#### Extracted entries:
-=-=-
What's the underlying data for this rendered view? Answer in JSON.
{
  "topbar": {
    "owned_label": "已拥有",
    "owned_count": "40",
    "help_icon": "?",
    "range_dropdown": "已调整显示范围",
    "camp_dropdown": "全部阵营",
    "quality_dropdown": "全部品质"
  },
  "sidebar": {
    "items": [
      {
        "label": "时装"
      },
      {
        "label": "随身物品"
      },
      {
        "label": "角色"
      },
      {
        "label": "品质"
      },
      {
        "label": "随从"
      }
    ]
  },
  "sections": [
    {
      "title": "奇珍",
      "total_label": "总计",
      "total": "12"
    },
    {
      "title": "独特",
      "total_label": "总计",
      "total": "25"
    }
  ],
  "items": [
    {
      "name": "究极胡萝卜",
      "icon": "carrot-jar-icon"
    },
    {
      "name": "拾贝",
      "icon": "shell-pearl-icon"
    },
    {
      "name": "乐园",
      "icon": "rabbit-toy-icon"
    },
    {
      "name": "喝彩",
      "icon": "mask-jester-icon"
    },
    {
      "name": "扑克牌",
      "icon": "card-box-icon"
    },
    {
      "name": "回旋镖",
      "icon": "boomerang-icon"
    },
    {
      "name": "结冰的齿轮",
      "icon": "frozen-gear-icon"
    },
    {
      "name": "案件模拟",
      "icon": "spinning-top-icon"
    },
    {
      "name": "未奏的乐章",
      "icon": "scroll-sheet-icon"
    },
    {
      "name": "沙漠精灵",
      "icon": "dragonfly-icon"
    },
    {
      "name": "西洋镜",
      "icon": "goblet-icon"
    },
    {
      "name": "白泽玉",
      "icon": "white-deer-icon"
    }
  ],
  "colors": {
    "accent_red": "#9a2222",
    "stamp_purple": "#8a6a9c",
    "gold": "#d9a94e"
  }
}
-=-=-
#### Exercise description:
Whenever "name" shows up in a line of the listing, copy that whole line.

#### Reply to the task:
      "name": "究极胡萝卜",
      "name": "拾贝",
      "name": "乐园",
      "name": "喝彩",
      "name": "扑克牌",
      "name": "回旋镖",
      "name": "结冰的齿轮",
      "name": "案件模拟",
      "name": "未奏的乐章",
      "name": "沙漠精灵",
      "name": "西洋镜",
      "name": "白泽玉",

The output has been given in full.